We hope that you’ll become more involved in Cursillo after your weekend, but there are no obligations.
Where did Cursillo come from?
Cursillo began in the 1940s in Majorca as a ‘short course in Christianity’ to prepare young men for a pilgrimage to Santiago de Compostela. It crossed the Atlantic to Texas and then back again to the UK. Cursillo was gifted to the diocese of Ely by Peterborough Cursillo, and Ely #1 took place in January 1999.
How can I be sure that Cursillo is right for me?
A Cursillo is an amazing experience, but it’s important that it happens at the right time in a Christian’s life.
Some people aren’t sure about the idea but take the plunge anyway.

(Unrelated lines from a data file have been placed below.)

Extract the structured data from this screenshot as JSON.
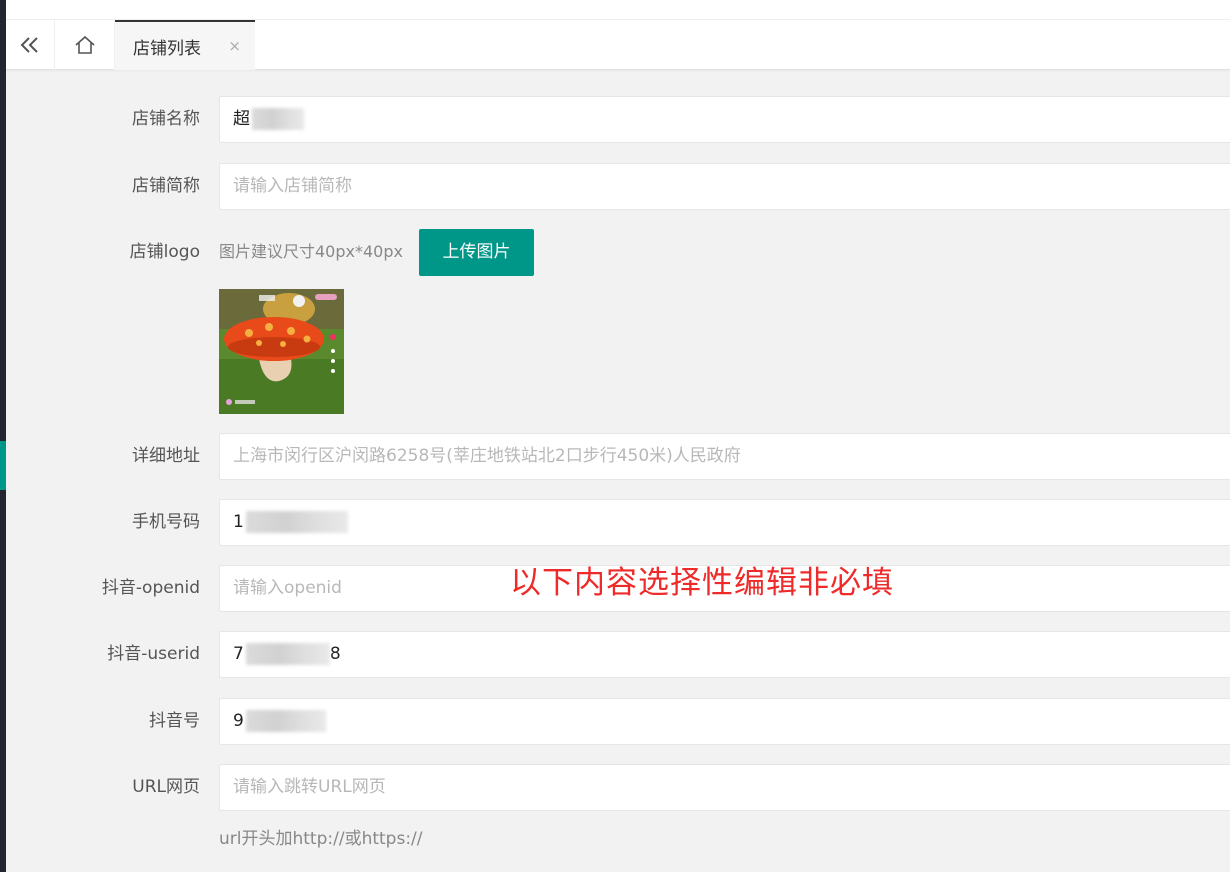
{
  "tabs": {
    "prev_icon": "double-chevron-left-icon",
    "home_icon": "home-icon",
    "active_label": "店铺列表",
    "close_icon": "close-icon",
    "close_glyph": "×"
  },
  "form": {
    "store_name": {
      "label": "店铺名称",
      "value": "超"
    },
    "store_short": {
      "label": "店铺简称",
      "placeholder": "请输入店铺简称"
    },
    "store_logo": {
      "label": "店铺logo",
      "hint": "图片建议尺寸40px*40px",
      "upload_label": "上传图片"
    },
    "address": {
      "label": "详细地址",
      "placeholder": "上海市闵行区沪闵路6258号(莘庄地铁站北2口步行450米)人民政府"
    },
    "phone": {
      "label": "手机号码",
      "value_prefix": "1",
      "value_suffix": ""
    },
    "douyin_openid": {
      "label": "抖音-openid",
      "placeholder": "请输入openid"
    },
    "douyin_userid": {
      "label": "抖音-userid",
      "value_prefix": "7",
      "value_suffix": "8"
    },
    "douyin_no": {
      "label": "抖音号",
      "value_prefix": "9"
    },
    "url": {
      "label": "URL网页",
      "placeholder": "请输入跳转URL网页",
      "hint": "url开头加http://或https://"
    }
  },
  "annotation": "以下内容选择性编辑非必填",
  "colors": {
    "accent": "#009688",
    "annotation": "#ee2a2a",
    "sidebar": "#23262e"
  }
}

Some hear about it and immediately know it’s the next thing for them.
If you’re not sure yet, you might prefer to attend one of our open events – indeed, some people never attend a Cursillo weekend but are happily part of the Cursillo community. Or you could talk to others about what to expect – perhaps others at your church have attended Cursillo. You’re always welcome to contact the lay and spiritual directors of Ely Cursillo to learn more.
How can I find out more?
Everybody is welcome to attend Ultreyas, group reunions, study and quiet days, and refugios. These can be a good way to get a flavour of Cursillo. Take a look at our Events page to see what’s coming up.
Talk to people who are already involved in Cursillo. You may find that some people are quite secretive about it – don’t let that put you off! It’s an attitude that was quite common in the early days of Cursillo in the UK (people didn’t want to spoil a wonderful surprise!) but we’re aiming to be more open now, so if you don’t get a satisfactory answer from one person, do try somebody else. You’re welcome to contact the lay and spiritual directors for more information too.
Make a friend, be a friend, bring a friend to Jesus!
"To reawaken people to the calling they received in their baptism to be witnesses for Christ, to give them the stimulus to plan ways of doing this, and to provide support structures through which they can encourage each other and hold each other accountable before God for their lives as Christian witnesses."
Revd Canon Christopher Lewis, "Cursillo, a Sabbatical Study Report", 1991
Cursillo talks (rollos)
While the 'rollos' (talks) that you will hear on a Cursillo will be specific to that event, personal to the team member delivering them, and potentially even sensitive, each one is based on an outline from the Episcopal Church (USA) supplied by the British Anglican Cursillo Council (BACC). You can find those outlines on the BACC website, as follows:
Guidelines for sponsors
Supporting someone through a Cursillo as a sponsor is an undertaking of considerable responsibility and you should reflect prayerfully before you invite someone to be a pilgrim.